━━ Dataset records ━━

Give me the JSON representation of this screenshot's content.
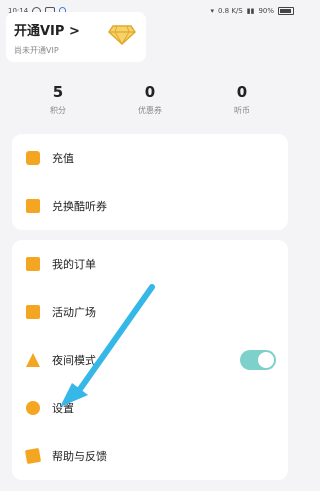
{
  "status_bar": {
    "time": "10:14",
    "network_speed": "0.8 K/S",
    "battery": "90%"
  },
  "vip": {
    "title": "开通VIP >",
    "subtitle": "尚未开通VIP",
    "badge_icon": "diamond-icon"
  },
  "stats": [
    {
      "value": "5",
      "label": "积分"
    },
    {
      "value": "0",
      "label": "优惠券"
    },
    {
      "value": "0",
      "label": "听币"
    }
  ],
  "menu_group1": [
    {
      "label": "充值",
      "icon": "wallet-icon"
    },
    {
      "label": "兑换酷听券",
      "icon": "ticket-icon"
    }
  ],
  "menu_group2": [
    {
      "label": "我的订单",
      "icon": "order-icon"
    },
    {
      "label": "活动广场",
      "icon": "event-icon"
    },
    {
      "label": "夜间模式",
      "icon": "night-mode-icon",
      "toggle_on": true
    },
    {
      "label": "设置",
      "icon": "settings-icon"
    },
    {
      "label": "帮助与反馈",
      "icon": "help-feedback-icon"
    }
  ],
  "colors": {
    "accent": "#f4a623",
    "toggle": "#7ed1cb",
    "arrow": "#35b7e8"
  }
}
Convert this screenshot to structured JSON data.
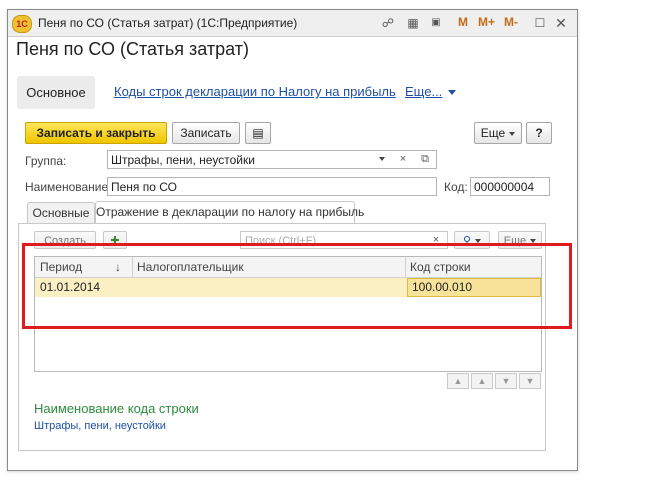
{
  "window": {
    "app_icon": "1С",
    "title": "Пеня по СО (Статья затрат)  (1С:Предприятие)",
    "m_buttons": [
      "M",
      "M+",
      "M-"
    ]
  },
  "header": {
    "title": "Пеня по СО (Статья затрат)"
  },
  "nav": {
    "main": "Основное",
    "link": "Коды строк декларации по Налогу на прибыль",
    "more": "Еще..."
  },
  "toolbar": {
    "save_close": "Записать и закрыть",
    "save": "Записать",
    "more": "Еще",
    "help": "?"
  },
  "form": {
    "group_label": "Группа:",
    "group_value": "Штрафы, пени, неустойки",
    "name_label": "Наименование:",
    "name_value": "Пеня по СО",
    "code_label": "Код:",
    "code_value": "000000004"
  },
  "tabs": [
    "Основные",
    "Отражение в декларации по налогу на прибыль"
  ],
  "subtoolbar": {
    "create": "Создать",
    "search_placeholder": "Поиск (Ctrl+F)",
    "more": "Еще"
  },
  "table": {
    "columns": [
      "Период",
      "Налогоплательщик",
      "Код строки"
    ],
    "sort_indicator": "↓",
    "rows": [
      {
        "period": "01.01.2014",
        "taxpayer": "",
        "code": "100.00.010"
      }
    ]
  },
  "details": {
    "label": "Наименование кода строки",
    "value": "Штрафы, пени, неустойки"
  }
}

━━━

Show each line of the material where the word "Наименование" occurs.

### Answer box
    "name_label": "Наименование:",
    "label": "Наименование кода строки",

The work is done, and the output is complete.